Aim of the exercise —
Every line holding the word "this" should be copied from the material.
┌──
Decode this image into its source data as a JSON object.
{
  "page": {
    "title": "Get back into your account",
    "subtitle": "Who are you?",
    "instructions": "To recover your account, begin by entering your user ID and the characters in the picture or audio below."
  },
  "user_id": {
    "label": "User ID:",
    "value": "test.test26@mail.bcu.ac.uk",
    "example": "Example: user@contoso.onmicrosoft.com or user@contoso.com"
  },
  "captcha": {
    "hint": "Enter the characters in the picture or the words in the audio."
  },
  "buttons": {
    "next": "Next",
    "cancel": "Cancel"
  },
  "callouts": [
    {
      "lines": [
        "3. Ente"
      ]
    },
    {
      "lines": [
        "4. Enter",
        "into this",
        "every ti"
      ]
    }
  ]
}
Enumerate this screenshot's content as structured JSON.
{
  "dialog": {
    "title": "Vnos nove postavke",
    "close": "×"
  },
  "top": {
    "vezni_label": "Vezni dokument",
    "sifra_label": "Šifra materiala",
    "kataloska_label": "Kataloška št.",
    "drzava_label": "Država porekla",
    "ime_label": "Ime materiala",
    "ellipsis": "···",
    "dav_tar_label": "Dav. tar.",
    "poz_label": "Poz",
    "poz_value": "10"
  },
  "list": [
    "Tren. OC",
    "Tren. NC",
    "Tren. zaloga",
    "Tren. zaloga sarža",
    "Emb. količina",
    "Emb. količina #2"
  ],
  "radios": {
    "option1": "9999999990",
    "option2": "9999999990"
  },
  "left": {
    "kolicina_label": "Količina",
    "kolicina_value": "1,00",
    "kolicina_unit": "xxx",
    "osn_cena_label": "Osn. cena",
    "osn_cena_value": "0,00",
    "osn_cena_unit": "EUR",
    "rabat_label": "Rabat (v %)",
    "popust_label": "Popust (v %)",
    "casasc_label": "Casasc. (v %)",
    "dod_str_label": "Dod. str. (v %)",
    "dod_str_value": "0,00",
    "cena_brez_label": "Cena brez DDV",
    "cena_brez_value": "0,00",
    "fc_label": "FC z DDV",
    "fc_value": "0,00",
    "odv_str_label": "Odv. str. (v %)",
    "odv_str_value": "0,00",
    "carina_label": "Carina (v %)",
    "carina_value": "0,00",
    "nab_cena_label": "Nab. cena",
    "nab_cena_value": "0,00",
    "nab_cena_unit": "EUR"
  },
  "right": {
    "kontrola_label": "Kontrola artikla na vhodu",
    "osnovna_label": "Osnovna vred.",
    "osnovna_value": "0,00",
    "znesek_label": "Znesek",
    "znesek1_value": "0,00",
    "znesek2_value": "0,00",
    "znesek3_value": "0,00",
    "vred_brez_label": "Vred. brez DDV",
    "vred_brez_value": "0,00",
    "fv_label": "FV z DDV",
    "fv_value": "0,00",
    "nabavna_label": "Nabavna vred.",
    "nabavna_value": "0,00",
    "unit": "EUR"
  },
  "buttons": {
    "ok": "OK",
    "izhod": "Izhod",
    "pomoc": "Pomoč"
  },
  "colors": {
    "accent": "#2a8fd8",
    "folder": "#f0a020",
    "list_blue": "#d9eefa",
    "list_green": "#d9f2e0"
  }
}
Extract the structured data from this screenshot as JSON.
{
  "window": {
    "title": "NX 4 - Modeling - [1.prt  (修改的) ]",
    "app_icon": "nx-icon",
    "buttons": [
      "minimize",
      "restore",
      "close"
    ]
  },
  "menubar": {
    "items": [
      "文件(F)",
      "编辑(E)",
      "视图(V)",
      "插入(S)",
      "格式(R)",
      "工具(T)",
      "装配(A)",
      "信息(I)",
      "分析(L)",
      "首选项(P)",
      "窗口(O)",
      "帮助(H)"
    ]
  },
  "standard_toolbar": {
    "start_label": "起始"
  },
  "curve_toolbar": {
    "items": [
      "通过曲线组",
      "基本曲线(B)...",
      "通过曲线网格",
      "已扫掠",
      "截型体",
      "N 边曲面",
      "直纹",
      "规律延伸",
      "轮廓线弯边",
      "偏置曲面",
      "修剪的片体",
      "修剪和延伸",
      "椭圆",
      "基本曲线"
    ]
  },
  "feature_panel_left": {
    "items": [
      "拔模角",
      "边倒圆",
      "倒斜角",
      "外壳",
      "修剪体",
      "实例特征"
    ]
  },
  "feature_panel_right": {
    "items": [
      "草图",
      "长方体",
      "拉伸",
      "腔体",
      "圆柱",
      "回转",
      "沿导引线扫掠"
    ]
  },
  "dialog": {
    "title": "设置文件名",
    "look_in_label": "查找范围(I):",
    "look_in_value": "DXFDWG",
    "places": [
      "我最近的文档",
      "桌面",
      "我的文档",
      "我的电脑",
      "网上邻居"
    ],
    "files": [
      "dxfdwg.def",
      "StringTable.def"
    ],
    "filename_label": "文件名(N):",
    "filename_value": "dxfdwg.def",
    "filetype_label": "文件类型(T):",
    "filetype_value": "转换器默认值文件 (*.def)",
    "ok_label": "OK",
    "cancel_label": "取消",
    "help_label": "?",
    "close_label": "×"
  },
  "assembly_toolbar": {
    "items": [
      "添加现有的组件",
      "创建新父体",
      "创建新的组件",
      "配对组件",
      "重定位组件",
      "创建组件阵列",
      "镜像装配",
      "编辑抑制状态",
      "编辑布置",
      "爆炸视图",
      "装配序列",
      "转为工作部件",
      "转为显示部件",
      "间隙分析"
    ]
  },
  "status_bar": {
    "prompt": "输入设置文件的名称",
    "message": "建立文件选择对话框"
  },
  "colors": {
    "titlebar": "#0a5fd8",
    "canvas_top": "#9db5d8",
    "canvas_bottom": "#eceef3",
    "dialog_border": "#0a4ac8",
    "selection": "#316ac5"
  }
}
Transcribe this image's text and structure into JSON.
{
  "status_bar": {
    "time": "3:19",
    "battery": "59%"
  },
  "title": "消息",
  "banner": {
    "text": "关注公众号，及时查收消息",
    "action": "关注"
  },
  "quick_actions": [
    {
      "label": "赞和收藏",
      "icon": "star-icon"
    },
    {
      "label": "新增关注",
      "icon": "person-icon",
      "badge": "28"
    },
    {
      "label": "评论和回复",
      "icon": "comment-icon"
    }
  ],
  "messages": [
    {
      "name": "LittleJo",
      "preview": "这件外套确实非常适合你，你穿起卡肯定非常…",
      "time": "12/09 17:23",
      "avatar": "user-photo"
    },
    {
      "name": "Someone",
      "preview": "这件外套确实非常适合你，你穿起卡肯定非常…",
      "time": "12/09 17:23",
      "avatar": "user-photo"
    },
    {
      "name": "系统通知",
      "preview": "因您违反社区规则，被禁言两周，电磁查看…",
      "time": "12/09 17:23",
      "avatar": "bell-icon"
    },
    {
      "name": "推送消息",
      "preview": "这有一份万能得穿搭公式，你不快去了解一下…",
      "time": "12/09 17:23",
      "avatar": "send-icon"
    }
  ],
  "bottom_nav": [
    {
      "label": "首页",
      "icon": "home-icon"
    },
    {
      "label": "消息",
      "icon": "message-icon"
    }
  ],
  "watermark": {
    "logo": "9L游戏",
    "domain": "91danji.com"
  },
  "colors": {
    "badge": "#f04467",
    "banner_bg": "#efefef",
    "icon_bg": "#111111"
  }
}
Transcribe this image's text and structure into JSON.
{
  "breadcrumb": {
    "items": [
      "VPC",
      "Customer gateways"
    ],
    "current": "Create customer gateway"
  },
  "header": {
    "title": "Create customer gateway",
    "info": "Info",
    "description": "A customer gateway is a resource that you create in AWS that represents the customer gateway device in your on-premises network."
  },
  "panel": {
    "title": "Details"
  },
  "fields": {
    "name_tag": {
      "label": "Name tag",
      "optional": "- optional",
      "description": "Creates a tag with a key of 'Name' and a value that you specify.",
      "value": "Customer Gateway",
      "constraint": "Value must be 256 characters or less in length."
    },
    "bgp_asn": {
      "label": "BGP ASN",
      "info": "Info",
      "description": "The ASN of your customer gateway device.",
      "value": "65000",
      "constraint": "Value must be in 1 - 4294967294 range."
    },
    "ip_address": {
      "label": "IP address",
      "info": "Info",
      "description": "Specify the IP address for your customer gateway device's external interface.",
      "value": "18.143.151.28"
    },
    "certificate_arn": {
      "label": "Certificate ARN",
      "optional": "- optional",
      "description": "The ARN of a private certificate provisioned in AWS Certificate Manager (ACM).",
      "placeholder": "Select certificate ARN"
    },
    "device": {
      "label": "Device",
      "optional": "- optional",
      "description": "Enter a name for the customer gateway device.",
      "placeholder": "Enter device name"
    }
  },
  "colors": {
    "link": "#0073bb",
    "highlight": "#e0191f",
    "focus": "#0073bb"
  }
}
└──
Task result —
Decode this image into its source data as a JSON object.
        "into this",
Enumerate this screenshot's content as structured JSON.
Extract the structured data from this screenshot as JSON.
Transcribe this image's text and structure into JSON.
Transcribe this image's text and structure into JSON.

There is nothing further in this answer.